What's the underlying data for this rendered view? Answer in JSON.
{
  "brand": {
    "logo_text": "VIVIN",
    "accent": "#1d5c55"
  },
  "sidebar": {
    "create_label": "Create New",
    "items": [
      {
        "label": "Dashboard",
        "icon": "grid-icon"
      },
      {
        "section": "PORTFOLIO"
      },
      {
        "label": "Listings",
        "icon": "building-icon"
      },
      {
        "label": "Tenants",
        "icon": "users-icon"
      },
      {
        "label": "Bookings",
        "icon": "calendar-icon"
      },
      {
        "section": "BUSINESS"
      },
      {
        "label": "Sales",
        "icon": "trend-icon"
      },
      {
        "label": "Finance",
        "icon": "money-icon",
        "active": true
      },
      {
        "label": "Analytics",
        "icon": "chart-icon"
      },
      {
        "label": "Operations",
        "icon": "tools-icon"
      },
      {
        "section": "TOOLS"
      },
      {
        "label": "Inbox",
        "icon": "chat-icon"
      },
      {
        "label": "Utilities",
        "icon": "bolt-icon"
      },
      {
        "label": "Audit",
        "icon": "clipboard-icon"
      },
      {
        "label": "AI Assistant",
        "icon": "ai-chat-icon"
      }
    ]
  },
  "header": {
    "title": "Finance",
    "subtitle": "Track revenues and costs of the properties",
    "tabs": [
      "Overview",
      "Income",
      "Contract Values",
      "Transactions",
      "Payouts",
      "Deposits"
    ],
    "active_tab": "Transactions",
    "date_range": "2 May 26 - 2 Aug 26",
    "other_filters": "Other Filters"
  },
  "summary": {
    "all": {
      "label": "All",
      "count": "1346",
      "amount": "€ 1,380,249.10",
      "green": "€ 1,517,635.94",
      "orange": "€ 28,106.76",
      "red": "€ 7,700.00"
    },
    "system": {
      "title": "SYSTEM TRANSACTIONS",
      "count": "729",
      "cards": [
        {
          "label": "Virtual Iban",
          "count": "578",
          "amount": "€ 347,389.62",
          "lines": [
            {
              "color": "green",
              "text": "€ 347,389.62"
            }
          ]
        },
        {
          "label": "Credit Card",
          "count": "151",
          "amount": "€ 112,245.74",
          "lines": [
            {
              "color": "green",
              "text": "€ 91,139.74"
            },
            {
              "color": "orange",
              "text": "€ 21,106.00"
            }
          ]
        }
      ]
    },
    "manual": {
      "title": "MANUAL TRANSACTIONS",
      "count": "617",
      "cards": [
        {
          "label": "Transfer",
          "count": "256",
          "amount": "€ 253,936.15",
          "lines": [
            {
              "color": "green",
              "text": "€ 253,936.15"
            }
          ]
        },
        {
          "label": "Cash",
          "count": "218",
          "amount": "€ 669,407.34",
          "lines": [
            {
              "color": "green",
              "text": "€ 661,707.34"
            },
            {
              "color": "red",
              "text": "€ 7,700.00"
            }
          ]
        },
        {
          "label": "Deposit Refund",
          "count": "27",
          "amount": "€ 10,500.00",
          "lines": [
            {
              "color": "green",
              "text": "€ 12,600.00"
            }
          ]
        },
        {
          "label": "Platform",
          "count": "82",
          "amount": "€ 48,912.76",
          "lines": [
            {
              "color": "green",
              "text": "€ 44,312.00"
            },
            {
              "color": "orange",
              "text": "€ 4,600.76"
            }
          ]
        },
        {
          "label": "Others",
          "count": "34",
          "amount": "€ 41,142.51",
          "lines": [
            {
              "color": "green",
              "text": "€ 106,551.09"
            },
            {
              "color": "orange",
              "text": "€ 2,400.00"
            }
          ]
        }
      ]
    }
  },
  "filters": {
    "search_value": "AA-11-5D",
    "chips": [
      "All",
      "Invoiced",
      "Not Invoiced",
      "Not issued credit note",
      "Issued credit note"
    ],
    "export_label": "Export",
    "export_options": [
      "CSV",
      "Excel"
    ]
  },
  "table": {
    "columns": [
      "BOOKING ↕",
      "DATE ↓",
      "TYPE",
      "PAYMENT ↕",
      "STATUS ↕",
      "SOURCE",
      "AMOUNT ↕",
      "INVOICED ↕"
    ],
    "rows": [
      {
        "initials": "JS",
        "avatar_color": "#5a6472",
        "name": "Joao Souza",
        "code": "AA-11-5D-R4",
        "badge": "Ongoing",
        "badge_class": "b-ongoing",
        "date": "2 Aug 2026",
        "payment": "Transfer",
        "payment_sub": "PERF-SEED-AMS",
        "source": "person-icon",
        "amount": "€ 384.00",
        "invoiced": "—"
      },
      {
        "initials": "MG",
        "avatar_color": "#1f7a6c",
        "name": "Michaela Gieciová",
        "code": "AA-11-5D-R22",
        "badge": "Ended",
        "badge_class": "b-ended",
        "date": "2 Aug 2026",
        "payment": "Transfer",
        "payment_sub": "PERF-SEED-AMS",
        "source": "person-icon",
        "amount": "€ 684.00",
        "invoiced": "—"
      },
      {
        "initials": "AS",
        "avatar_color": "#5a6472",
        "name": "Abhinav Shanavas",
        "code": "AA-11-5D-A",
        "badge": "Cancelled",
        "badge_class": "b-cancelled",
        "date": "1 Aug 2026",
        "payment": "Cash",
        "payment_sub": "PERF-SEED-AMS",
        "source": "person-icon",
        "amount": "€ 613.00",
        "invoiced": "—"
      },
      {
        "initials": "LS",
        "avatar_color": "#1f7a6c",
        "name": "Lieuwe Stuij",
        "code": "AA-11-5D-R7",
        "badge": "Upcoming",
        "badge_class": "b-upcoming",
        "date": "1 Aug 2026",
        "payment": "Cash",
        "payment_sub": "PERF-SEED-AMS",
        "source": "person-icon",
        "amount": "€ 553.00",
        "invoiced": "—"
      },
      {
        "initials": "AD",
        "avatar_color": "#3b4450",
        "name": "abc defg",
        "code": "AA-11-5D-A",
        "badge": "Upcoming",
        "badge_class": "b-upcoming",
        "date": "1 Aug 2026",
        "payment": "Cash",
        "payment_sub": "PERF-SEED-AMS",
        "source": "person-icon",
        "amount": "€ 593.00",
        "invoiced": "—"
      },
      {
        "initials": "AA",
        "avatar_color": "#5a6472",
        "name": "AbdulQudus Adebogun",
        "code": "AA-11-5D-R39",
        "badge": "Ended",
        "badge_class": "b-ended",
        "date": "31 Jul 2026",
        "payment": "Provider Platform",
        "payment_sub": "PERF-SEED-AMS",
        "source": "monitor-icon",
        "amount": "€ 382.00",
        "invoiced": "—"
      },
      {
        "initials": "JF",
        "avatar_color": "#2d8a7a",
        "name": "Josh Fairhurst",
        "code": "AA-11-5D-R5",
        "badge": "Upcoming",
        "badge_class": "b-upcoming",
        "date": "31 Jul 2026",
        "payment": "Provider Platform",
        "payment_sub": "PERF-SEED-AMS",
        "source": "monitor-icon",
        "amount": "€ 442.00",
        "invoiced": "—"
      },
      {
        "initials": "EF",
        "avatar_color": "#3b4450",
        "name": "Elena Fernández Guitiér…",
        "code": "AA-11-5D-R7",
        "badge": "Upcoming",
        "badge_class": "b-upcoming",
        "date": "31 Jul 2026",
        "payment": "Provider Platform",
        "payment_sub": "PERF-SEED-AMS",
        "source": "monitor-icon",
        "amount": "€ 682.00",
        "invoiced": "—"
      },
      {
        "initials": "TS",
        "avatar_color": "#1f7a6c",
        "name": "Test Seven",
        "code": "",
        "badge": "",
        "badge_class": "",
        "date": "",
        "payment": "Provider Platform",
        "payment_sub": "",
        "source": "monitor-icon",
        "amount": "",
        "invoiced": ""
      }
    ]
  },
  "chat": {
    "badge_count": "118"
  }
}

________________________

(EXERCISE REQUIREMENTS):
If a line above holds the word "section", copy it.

(RESPONSE BOX):
        "section": "PORTFOLIO"
        "section": "BUSINESS"
        "section": "TOOLS"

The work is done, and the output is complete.